Pluto 0.5 deg N. of Moon, occultation from south S. America, Kerguelen Island, parts of Antarctica, and S. tip of Africa, S. Madagascar. (Need a large scope for this event!!)
|29||Venus 1.0 deg. N. of Moon, occultation from Antarctica, and southern tip of S. America.|
|30||Mercury at aphelion.|
|Phases of the Moon||Phase and Date(s)||Best viewed before local midnight|
|Deep Space Objects|
|Planets & Moon|
|Deep Space & Planets|
The December sky brings us our old winter favorites, Orion, Gemini and Canis Major, virtually invisible all summer long. The constellation of Orion is thought to represent a great hunter, with his two hunting dogs (Canis Major and Canis Minor.) This constellation boasts of two first magnitude stars, the red giant Betelgeuse and the brilliant blue star Rigel. Three second magnitude stars form a line in the giant's center section: Alnitak, Alnilam, and Mintaka. These stars have been known as the Three Kings as well as the Three sisters. The "head" of this giant figure is poorly represented by three stars in a triangle shape. The brightest and best known of these is Lambda, a double star.
Many observers tune into the Great Nebula in Orion, that is part of the sword this hero carries. The Orion Nebula is considered the most observed object in the sky. The great nebula is about 1,500 light-years away and it is one of the closest star-forming region to Earth. It is known best as M-42, recognized years ago by Charles Messier. At 4th magnitude, M42 can be seen with the naked eye.

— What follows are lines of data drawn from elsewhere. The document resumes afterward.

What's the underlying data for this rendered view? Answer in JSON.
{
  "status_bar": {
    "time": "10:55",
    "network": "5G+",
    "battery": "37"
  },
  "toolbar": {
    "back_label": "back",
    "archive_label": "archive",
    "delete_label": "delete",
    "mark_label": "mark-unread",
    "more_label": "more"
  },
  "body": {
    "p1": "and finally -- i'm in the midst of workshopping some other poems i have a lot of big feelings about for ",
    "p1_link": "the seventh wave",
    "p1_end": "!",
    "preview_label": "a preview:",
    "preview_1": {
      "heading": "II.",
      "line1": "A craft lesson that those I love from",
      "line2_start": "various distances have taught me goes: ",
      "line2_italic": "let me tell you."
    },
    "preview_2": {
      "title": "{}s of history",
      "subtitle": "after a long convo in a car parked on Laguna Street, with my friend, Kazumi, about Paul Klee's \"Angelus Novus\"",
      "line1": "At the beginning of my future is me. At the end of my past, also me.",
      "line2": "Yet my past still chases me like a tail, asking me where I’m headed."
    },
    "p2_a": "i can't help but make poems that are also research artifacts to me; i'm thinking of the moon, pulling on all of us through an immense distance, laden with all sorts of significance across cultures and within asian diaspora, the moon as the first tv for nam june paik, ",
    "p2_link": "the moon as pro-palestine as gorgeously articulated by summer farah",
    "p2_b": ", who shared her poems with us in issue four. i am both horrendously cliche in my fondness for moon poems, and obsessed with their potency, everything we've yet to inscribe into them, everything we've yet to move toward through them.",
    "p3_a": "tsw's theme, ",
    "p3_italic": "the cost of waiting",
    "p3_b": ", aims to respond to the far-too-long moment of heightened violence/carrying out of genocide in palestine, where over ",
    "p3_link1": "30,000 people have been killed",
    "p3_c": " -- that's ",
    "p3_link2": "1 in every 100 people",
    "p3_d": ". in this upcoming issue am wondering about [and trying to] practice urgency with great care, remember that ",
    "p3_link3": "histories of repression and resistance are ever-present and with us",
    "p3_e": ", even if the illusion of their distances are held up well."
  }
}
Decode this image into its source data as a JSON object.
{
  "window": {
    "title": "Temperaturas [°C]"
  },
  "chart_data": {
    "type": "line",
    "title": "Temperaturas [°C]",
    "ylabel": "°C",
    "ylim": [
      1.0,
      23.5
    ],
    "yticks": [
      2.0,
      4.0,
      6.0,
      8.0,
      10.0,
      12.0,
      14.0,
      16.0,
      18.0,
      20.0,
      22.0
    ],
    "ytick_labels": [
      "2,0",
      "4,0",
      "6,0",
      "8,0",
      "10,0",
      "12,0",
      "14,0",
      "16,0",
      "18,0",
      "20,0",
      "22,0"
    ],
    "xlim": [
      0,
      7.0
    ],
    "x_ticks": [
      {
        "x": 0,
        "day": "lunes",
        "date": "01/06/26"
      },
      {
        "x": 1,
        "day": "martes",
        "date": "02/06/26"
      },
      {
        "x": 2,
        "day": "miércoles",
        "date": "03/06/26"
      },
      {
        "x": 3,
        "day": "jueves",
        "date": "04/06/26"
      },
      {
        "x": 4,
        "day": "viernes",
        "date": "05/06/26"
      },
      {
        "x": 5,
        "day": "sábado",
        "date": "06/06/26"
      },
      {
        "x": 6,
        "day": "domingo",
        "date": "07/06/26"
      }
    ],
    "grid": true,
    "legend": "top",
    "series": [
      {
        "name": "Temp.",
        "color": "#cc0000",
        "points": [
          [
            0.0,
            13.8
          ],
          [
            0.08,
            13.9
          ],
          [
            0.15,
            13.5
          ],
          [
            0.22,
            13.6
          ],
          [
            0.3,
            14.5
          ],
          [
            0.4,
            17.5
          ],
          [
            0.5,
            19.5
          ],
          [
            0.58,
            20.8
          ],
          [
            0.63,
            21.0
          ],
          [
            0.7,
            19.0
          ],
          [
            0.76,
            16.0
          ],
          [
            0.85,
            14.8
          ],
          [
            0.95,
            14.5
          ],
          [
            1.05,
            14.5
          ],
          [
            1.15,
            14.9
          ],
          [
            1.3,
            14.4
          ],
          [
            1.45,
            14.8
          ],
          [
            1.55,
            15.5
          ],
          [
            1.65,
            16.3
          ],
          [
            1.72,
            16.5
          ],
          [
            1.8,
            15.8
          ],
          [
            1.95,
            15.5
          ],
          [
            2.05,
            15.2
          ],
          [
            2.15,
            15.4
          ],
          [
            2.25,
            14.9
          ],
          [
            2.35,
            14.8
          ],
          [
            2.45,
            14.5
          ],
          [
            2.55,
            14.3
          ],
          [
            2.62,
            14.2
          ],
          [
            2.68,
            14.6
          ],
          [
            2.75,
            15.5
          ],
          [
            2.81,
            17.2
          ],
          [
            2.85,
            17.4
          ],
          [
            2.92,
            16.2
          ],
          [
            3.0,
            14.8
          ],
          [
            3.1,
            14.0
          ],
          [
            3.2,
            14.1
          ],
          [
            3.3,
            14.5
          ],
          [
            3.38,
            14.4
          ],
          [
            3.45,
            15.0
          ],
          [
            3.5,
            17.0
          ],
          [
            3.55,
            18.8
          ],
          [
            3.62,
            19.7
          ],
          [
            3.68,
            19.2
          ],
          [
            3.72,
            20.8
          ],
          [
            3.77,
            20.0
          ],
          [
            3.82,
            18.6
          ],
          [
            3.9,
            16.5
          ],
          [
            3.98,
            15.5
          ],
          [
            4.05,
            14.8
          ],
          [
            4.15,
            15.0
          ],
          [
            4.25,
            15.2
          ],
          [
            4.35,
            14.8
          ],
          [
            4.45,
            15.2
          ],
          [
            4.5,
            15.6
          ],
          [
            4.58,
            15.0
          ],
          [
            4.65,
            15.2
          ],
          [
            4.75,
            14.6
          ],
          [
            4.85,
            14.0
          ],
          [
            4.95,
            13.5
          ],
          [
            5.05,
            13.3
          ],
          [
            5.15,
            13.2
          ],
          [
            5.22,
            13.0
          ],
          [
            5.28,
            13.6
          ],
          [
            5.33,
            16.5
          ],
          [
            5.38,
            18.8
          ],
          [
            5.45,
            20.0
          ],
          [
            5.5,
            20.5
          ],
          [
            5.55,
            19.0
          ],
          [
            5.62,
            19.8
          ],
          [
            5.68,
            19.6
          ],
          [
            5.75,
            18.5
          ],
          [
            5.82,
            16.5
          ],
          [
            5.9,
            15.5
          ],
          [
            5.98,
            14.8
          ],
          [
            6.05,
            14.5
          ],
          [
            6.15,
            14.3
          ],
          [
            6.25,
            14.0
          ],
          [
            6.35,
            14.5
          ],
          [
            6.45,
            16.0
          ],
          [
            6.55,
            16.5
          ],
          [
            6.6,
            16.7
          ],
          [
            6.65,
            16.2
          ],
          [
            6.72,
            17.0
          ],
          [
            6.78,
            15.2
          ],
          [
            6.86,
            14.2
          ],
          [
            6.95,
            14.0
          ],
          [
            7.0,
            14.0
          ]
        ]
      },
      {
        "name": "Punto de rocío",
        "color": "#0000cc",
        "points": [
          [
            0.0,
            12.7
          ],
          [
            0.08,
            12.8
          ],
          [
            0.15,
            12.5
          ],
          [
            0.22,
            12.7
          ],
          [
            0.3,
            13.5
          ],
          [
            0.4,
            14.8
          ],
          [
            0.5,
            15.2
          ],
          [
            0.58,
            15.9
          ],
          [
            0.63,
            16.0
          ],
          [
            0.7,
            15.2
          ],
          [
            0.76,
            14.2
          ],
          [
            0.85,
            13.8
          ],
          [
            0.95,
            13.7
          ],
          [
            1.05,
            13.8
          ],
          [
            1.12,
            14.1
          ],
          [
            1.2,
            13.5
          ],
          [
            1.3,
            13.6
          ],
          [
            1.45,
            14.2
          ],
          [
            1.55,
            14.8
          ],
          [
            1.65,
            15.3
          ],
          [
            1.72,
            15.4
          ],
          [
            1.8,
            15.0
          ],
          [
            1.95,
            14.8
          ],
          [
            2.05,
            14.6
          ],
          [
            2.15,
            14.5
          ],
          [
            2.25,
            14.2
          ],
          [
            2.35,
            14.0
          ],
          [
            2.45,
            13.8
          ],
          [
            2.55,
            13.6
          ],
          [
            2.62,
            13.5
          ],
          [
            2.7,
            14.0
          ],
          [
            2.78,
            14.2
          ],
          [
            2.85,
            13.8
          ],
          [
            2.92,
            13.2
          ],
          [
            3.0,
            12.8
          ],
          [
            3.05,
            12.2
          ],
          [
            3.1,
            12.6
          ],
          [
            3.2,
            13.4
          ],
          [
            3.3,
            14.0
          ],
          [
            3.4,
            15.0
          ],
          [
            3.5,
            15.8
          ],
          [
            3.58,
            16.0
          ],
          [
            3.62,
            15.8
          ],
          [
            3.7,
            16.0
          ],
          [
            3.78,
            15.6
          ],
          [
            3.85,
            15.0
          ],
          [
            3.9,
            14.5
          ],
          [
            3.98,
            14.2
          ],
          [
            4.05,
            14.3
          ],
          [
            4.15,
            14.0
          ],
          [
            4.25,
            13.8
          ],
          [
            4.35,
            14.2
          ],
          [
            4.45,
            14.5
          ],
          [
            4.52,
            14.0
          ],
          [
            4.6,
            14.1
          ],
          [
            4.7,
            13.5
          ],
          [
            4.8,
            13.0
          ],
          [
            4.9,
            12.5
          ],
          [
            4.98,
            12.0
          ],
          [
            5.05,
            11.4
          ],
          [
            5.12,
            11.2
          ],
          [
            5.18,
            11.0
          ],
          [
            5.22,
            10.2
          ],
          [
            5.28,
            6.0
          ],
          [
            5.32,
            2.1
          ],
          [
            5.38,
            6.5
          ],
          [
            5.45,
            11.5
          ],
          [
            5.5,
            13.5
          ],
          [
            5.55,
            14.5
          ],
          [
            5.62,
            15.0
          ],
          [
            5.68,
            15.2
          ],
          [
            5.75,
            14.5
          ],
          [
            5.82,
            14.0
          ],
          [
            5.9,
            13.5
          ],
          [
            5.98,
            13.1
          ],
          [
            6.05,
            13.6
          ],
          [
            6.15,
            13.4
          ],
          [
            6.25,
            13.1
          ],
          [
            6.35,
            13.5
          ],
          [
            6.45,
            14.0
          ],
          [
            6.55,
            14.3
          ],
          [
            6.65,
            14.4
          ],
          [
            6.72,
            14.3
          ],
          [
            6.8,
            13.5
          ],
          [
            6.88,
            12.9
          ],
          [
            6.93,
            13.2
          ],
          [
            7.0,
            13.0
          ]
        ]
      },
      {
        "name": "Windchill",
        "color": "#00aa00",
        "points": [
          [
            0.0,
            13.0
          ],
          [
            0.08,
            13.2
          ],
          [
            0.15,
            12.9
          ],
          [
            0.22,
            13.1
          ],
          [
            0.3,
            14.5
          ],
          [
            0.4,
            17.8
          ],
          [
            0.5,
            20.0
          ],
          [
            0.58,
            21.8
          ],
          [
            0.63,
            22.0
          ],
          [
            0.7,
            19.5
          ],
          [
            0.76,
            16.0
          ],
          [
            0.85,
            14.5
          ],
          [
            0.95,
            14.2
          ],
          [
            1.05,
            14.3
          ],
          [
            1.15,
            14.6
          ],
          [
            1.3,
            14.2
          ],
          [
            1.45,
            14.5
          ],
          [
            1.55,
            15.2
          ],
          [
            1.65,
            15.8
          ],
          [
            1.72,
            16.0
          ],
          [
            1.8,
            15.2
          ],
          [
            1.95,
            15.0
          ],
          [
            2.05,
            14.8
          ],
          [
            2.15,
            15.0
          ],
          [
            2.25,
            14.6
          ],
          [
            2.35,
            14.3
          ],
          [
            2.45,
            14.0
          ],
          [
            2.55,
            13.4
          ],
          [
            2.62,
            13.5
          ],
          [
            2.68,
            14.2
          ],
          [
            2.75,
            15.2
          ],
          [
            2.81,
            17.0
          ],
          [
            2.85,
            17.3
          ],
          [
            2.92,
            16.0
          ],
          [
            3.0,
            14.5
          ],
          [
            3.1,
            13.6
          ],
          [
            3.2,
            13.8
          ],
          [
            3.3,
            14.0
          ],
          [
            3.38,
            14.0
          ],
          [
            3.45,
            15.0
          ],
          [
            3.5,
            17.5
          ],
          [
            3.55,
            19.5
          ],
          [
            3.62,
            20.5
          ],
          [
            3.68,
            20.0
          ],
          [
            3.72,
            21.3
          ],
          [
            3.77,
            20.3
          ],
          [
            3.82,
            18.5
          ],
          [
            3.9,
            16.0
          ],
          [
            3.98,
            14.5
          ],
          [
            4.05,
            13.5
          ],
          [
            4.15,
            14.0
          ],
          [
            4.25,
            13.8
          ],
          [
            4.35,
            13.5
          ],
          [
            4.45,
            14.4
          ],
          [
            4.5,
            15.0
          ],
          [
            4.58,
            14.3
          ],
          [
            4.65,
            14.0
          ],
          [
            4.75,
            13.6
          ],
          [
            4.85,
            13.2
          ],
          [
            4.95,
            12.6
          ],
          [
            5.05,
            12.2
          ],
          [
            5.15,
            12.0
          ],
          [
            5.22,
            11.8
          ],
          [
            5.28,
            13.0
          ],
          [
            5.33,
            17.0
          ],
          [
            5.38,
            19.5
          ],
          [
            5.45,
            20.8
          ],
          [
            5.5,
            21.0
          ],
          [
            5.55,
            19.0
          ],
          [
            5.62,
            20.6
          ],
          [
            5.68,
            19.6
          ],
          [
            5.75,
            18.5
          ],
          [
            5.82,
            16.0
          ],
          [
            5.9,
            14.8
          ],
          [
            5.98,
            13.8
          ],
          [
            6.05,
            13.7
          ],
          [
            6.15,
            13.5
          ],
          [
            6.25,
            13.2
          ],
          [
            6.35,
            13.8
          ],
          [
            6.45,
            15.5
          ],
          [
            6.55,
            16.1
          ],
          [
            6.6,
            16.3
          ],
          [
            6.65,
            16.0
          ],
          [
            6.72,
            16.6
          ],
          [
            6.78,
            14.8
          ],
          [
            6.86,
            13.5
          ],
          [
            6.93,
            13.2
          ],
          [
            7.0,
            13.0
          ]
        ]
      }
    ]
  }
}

In the center of the nebula is the star that has been designated as Theta Orionis. Theta ORI is actually a multiple star, consisting of four primary members that can be easily seen in binoculars especially if the component labeled B is at the brighter phase of it's period. It is also called the Trapezium because of the pattern formed by the 4 largest stars. In a small telescope on a clear night, a fifth component labeled E may also be visible. More difficult is the component F which is close to the brightest star of the group, the C component. Many stars in the Orion Nebula are variable because they are so young. The ultraviolet light streaming from these stars has cleared the dust surrounding them, enabling us to see them shining in their stellar nursery. The Nebula itself is part of the spiral arm of the Milky Way. What a challenge the nebular stars can be to a variable star observer!
Orion's sword is one of my favorites both in a telescope and in binoculars. Although the Great Orion Nebula (M42) is a wonderful sight in a good telescope, binoculars show many of the brighter sword objects in a single view. Both M-42 and M-43 are bright diffuse nebulae. They are hard to separate when viewed by binoculars. These are regions where stars are being formed. (At least they were being formed when the light entering your binoculars left the nebula some 1600 years ago!)I like to think of the Orion Nebula as a great bird where M-43 is the head and M-42 is the body of the bird with its wings outspread. NGC 1981 is an open cluster of about 10 stars embedded in a vast dust cloud. These stars are also embedded in a dusty nebula and astrophotos taken in this area reveal a rich, red and blue or violet haze surrounding the stars. Iota Orionis is the brightest star in this area of the field and Struve 747 a double star that can be "split" by tripod mounted 10x50's.
--See You Under the Stars!
Astra for Astra's Almanac
This installment of "What's Up?" is ©2019 by Dawn Jenkins for Astra's Stargate. View Ron Leeseburg's Farewell Issue for information on where to find information such as is presented in this almanac.